Last Update 7/15/19

Hold Down a Shadow by Geoffrey Jenkins, Authorís Choice, 1989  

Terrible book by an author who should have known better. A terrorist plans to sabotage a dam in Lesotho and temporarily teams up with a gang of sometimes terrorist, sometimes just criminal bad guys who attempt to double cross him. They kidnap an international financier and demand a ransom, then booby trap a marvelous clock to trigger an explosion. The complexities of their plans are completely unnecessary and make no sense in context. The hero finds them through a series of coincidences and fantastic leaps of intuition. The priceless clock is stolen, even though the authorities know an attempt is planned, by a single man who walks into the exhibition hall with a military rifle concealed under his jacket. Appallingly badly plotted. 7/16/19

As I Lay Dying by William Faulkner, Vintage, 1930    

This novel reminds me a bit of Erskine Caldwell.

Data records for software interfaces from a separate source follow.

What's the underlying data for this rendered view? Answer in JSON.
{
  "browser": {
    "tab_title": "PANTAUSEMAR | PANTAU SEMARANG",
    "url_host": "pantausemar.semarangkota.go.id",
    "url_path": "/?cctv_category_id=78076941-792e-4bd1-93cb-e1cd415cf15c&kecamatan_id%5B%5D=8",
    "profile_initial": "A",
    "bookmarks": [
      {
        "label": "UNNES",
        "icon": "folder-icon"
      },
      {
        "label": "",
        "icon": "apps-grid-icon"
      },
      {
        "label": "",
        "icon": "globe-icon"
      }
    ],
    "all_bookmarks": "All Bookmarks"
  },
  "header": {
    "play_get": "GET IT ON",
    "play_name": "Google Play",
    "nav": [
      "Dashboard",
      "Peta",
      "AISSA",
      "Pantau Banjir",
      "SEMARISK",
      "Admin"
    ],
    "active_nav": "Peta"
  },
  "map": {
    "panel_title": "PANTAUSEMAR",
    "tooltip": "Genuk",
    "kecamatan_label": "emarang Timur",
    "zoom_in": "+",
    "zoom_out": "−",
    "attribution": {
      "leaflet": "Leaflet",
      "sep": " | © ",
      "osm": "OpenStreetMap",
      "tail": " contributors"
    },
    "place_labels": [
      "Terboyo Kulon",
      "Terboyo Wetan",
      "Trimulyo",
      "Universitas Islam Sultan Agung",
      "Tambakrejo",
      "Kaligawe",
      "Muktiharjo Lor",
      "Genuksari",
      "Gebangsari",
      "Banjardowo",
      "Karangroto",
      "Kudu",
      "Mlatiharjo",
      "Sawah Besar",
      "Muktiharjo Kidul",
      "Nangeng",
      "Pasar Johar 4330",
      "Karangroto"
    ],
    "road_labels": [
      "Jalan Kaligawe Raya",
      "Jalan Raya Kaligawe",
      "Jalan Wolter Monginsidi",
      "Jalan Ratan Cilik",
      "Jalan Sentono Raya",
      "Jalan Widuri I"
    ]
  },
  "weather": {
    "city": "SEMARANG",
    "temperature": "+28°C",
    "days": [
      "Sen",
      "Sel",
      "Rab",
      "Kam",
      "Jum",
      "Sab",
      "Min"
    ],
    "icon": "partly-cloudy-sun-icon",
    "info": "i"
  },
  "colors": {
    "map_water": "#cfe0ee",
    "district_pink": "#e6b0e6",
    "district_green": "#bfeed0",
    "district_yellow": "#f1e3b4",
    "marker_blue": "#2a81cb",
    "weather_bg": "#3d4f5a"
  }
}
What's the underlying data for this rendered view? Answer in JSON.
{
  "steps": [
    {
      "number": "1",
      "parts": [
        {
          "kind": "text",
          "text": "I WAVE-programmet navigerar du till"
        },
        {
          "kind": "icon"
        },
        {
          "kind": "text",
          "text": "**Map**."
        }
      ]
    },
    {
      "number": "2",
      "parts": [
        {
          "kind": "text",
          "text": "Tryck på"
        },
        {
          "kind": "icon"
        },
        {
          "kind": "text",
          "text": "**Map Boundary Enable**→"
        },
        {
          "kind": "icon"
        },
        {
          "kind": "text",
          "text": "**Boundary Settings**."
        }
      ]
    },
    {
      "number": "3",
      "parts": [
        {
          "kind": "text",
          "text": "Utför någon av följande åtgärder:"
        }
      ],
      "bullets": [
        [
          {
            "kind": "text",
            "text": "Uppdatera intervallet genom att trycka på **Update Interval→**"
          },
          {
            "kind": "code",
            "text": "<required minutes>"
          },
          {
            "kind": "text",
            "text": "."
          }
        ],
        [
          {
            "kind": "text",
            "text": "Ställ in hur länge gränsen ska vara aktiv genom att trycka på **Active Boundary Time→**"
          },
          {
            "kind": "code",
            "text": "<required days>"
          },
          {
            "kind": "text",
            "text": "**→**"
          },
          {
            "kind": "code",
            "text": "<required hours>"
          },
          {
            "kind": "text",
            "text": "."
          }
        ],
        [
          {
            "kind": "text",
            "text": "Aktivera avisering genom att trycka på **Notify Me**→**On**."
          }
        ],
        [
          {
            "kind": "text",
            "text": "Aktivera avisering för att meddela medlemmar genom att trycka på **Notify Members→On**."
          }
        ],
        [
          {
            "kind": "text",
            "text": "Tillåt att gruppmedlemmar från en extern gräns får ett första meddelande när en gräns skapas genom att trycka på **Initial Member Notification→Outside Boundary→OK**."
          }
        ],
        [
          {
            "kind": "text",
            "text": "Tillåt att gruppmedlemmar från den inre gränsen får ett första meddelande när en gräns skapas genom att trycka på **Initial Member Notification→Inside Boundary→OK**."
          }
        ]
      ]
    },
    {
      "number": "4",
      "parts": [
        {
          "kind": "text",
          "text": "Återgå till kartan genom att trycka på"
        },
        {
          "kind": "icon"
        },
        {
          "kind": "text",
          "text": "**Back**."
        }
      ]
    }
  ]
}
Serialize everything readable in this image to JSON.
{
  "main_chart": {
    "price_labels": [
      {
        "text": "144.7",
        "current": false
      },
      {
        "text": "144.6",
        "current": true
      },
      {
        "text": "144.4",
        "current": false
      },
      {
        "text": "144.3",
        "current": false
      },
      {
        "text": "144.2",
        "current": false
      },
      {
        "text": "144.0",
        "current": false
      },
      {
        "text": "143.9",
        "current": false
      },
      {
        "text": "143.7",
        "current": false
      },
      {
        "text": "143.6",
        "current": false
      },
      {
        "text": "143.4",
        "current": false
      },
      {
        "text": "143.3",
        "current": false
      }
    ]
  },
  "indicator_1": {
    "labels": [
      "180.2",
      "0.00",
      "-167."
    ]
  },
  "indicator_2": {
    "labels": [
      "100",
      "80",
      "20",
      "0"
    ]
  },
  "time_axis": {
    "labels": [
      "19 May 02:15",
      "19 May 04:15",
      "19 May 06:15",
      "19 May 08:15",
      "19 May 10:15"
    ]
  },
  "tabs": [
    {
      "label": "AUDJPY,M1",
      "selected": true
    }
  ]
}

The mother of a family is dying and her family builds a coffin and prepares to take her by wagon to be buried in her home town, several days travel away. The characters are all a bit odd and their reactions to the death are strange as well. A storm washes away several bridges, which makes the journey even more difficult, and they almost lose the coffin on two occasions. By the time they reach their destination the body is pretty ripe. This was not an uplifting story and the widower husband in particular is an unpleasant though skillfully created character. 7/13/19

In Harmís Way by Geoffrey Jenkins, Fontana, 1986 

A plan to create a new way to contain nuclear waste becomes the target of a terrorist group who sneak a bomb into the facility just before a demonstration. The inventor and his lover, a former terrorist of sorts, team up with a French intelligence officer, but the villains are quite competent and it looks like they wonít be able to stop them. There is a lot of time spent on technical matters, which is rather surprising since these are all imaginary, based on the existence of two fictional minerals. Lots of violence and a surprisingly large part of the story is told from the point of view of the villains. 7/9/19

Fireprint by Geoffrey Jenkins, Fontana, 1984 

 A British engineer is sent to take charge of an accident ridden drilling project in southernmost Africa. There are suspicious Russians and Americans in the vicinity and some of the accidents are clearly sabotage. Both of the other parties consist of spies and there is even a plan to set off a nuclear bomb in South Africa. The action scenes are well handled but the plot is something less than convincing this time. The Russians have a fake drilling platform that is actually a missile tracking station and all of the resources it distributes to other countries are secretly brought in by tankers, yet no one has noticed this even though the platform itself is the center of an international controversy?